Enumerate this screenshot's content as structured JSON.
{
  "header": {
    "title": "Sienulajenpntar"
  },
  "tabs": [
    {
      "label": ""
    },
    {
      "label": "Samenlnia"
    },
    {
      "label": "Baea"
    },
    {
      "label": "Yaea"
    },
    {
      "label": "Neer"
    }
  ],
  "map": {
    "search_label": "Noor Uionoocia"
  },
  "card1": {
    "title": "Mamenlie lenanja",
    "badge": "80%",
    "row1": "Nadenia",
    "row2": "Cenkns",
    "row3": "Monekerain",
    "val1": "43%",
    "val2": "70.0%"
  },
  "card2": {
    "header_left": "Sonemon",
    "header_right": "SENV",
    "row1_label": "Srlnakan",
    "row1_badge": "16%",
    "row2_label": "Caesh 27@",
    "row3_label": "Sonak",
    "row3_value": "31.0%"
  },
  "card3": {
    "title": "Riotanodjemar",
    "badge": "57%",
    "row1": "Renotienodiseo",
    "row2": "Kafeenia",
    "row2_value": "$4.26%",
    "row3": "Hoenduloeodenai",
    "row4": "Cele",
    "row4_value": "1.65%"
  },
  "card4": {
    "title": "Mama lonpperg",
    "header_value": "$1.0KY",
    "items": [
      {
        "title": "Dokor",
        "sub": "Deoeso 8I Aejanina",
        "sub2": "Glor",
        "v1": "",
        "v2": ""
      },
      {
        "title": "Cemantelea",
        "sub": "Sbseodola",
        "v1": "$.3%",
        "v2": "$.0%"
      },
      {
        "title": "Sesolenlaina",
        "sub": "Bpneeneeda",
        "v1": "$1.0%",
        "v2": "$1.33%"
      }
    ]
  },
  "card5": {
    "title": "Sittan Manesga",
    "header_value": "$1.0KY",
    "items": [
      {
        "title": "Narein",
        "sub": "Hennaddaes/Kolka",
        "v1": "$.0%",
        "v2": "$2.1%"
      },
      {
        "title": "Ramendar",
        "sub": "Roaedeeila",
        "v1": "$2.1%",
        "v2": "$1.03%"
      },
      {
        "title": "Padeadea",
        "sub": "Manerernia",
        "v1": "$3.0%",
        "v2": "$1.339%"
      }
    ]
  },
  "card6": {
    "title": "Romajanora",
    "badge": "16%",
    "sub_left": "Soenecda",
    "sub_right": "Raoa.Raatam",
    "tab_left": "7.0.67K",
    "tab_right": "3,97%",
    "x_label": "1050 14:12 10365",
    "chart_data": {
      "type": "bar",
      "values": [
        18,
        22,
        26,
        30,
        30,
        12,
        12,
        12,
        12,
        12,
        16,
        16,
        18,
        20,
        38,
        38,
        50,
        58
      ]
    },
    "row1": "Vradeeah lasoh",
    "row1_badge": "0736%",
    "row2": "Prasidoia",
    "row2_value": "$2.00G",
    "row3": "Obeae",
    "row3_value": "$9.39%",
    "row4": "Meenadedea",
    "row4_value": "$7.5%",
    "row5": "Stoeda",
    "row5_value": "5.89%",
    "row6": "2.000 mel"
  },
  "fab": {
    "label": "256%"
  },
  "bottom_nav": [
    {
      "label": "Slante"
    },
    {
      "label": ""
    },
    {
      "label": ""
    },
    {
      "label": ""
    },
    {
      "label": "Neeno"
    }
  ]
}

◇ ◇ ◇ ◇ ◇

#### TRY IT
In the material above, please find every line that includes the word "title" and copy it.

#### REPLY TO THE EXERCISE
    "title": "Sienulajenpntar"
    "title": "Mamenlie lenanja",
    "title": "Riotanodjemar",
    "title": "Mama lonpperg",
        "title": "Dokor",
        "title": "Cemantelea",
        "title": "Sesolenlaina",
    "title": "Sittan Manesga",
        "title": "Narein",
        "title": "Ramendar",
        "title": "Padeadea",
    "title": "Romajanora",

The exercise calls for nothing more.